  • Is the drug safe? Health care professionals are taught early on, and reminded throughout their careers, about the Latin proverb ‘Primum non noncere,’ which means ‘First, to do no harm.’  SLIT’s most common side effect is some area of itching within the oral cavity, ears or nose.  It happens in a high percentage (studies report generally around 50% of patients) and is supposed to disappear during the first three weeks of treatment.  Anaphylaxis occurred in approximately 0.2% of the patients in the experimental trials prior to approval.  For this reason, the first dose is given in a medical setting and the patient needs to have an epinephrine auto-injectable device available at home in case anaphylaxis occurs with a later dose.
  • Is the drug really effective? Yes, the experimental trials showed that the degree of symptom improvement was greater for those who received the treatment compared to those who received placebo; the difference was considered statistically to be unlikely to be due to chance.  The issue is whether SLIT is just as effective as traditional allergy shots, which are known as subcutaneous immunotherapy or SCIT.  Based on statistical analysis of studies pooled together, known as meta-analyses, SLIT has been considered to have 60% to 100% of the probability that it would be as effective as traditional allergy shots.
  • What is the drug’s cost? Cost involves both dollars spent and time spent by the patient.  Health insurance companies will make patients pay the pharmacy something for this treatment.  The actual amount will depend on the terms of each person’s prescription benefit plan.  And, all of us have our own limits for what is an acceptable amount to pay.  SLIT for treatment of grass or ragweed allergy involves use of the tablet for at least 3 months before and during the grass or ragweed season.  The daily doses are taken at home after the first dose in the medical setting.
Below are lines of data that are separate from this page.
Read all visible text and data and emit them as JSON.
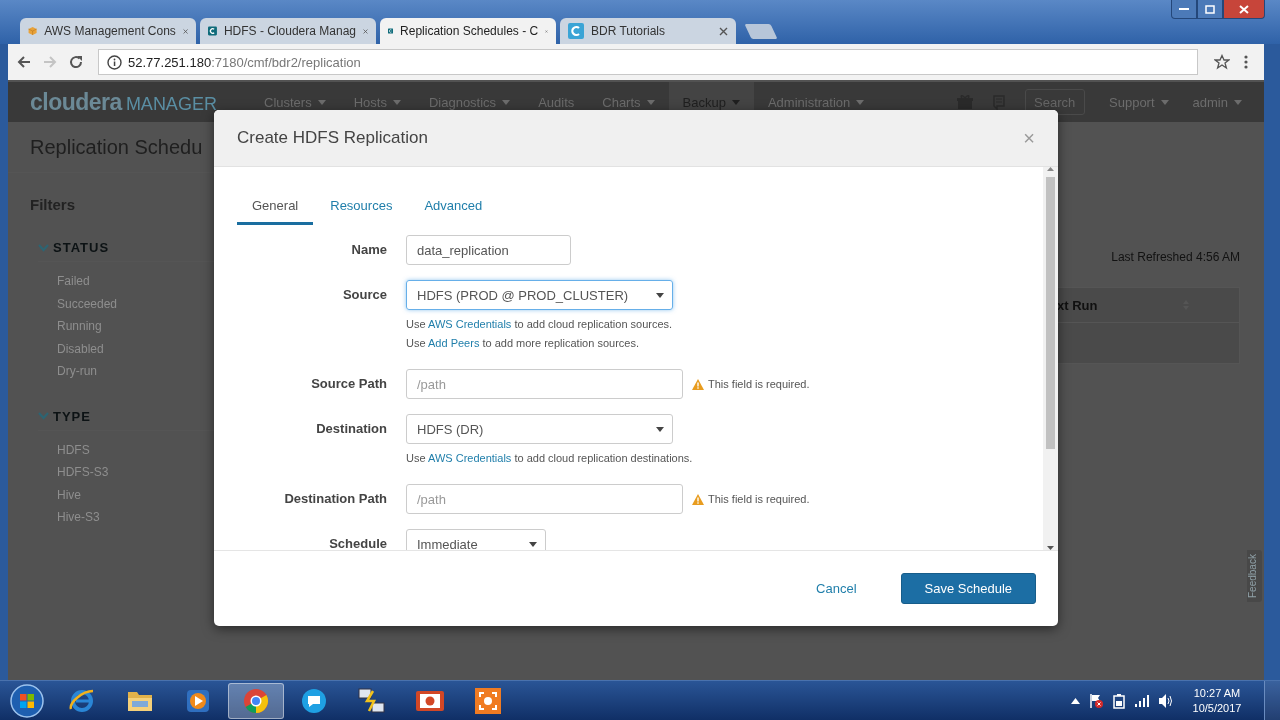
{
  "browser": {
    "tabs": [
      {
        "kind": "aws",
        "title": "AWS Management Cons",
        "selected": false
      },
      {
        "kind": "cloudera",
        "title": "HDFS - Cloudera Manag",
        "selected": false
      },
      {
        "kind": "cloudera",
        "title": "Replication Schedules - C",
        "selected": true
      },
      {
        "kind": "tutorial",
        "title": "BDR Tutorials",
        "selected": false
      }
    ],
    "address": {
      "host": "52.77.251.180",
      "path": ":7180/cmf/bdr2/replication"
    }
  },
  "app": {
    "logo": {
      "brand": "cloudera",
      "product": "MANAGER"
    },
    "nav": [
      {
        "label": "Clusters",
        "dropdown": true,
        "selected": false
      },
      {
        "label": "Hosts",
        "dropdown": true,
        "selected": false
      },
      {
        "label": "Diagnostics",
        "dropdown": true,
        "selected": false
      },
      {
        "label": "Audits",
        "dropdown": false,
        "selected": false
      },
      {
        "label": "Charts",
        "dropdown": true,
        "selected": false
      },
      {
        "label": "Backup",
        "dropdown": true,
        "selected": true
      },
      {
        "label": "Administration",
        "dropdown": true,
        "selected": false
      }
    ],
    "search": {
      "placeholder": "Search"
    },
    "menus": [
      {
        "label": "Support"
      },
      {
        "label": "admin"
      }
    ]
  },
  "page": {
    "title": "Replication Schedu",
    "filters": {
      "title": "Filters",
      "groups": [
        {
          "title": "STATUS",
          "expanded": true,
          "items": [
            "Failed",
            "Succeeded",
            "Running",
            "Disabled",
            "Dry-run"
          ]
        },
        {
          "title": "TYPE",
          "expanded": true,
          "items": [
            "HDFS",
            "HDFS-S3",
            "Hive",
            "Hive-S3"
          ]
        }
      ]
    },
    "last_refreshed": "Last Refreshed 4:56 AM",
    "table": {
      "columns": [
        "xt Run"
      ]
    },
    "feedback": "Feedback"
  },
  "dialog": {
    "title": "Create HDFS Replication",
    "close": "×",
    "tabs": [
      {
        "label": "General",
        "selected": true
      },
      {
        "label": "Resources",
        "selected": false
      },
      {
        "label": "Advanced",
        "selected": false
      }
    ],
    "fields": [
      {
        "kind": "text",
        "label": "Name",
        "value": "data_replication"
      },
      {
        "kind": "select",
        "label": "Source",
        "value": "HDFS (PROD @ PROD_CLUSTER)",
        "focused": true,
        "help": [
          {
            "before": "Use",
            "link": "AWS Credentials",
            "after": "to add cloud replication sources."
          },
          {
            "before": "Use",
            "link": "Add Peers",
            "after": "to add more replication sources."
          }
        ]
      },
      {
        "kind": "text",
        "label": "Source Path",
        "placeholder": "/path",
        "error": "This field is required."
      },
      {
        "kind": "select",
        "label": "Destination",
        "value": "HDFS (DR)",
        "focused": false,
        "help": [
          {
            "before": "Use",
            "link": "AWS Credentials",
            "after": "to add cloud replication destinations."
          }
        ]
      },
      {
        "kind": "text",
        "label": "Destination Path",
        "placeholder": "/path",
        "error": "This field is required."
      },
      {
        "kind": "select",
        "label": "Schedule",
        "value": "Immediate",
        "focused": false
      }
    ],
    "buttons": [
      {
        "kind": "link",
        "label": "Cancel"
      },
      {
        "kind": "primary",
        "label": "Save Schedule"
      }
    ]
  },
  "taskbar": {
    "apps": [
      {
        "kind": "ie",
        "active": false
      },
      {
        "kind": "explorer",
        "active": false
      },
      {
        "kind": "media",
        "active": false
      },
      {
        "kind": "chrome",
        "active": true
      },
      {
        "kind": "skype",
        "active": false
      },
      {
        "kind": "network",
        "active": false
      },
      {
        "kind": "presentation",
        "active": false
      },
      {
        "kind": "recorder",
        "active": false
      }
    ],
    "time": "10:27 AM",
    "date": "10/5/2017"
  }
}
     After prescribing grass and ragweed SLIT for the past three years, my observation is that this treatment has worked well for some patients.  It either prevents the need for antihistamine and nasal steroid medication during these seasons or combines with these other two medications to reduce symptom intensity.  But, as with any medical treatment, some patients have also felt the degree of relief isn’t worth the cost, some patients didn’t have any relief of symptoms and a couple of patients had to stop because of intolerable side effects.  If you are interested in this treatment for ragweed allergy this year, you’ll need to start before the end of May.  To use ‘SLIT’ or not to use ‘SLIT’ is not as existential of a question as the famous Shakespearean line, but it is a reasonable medical question to now ask.

Dr. Klein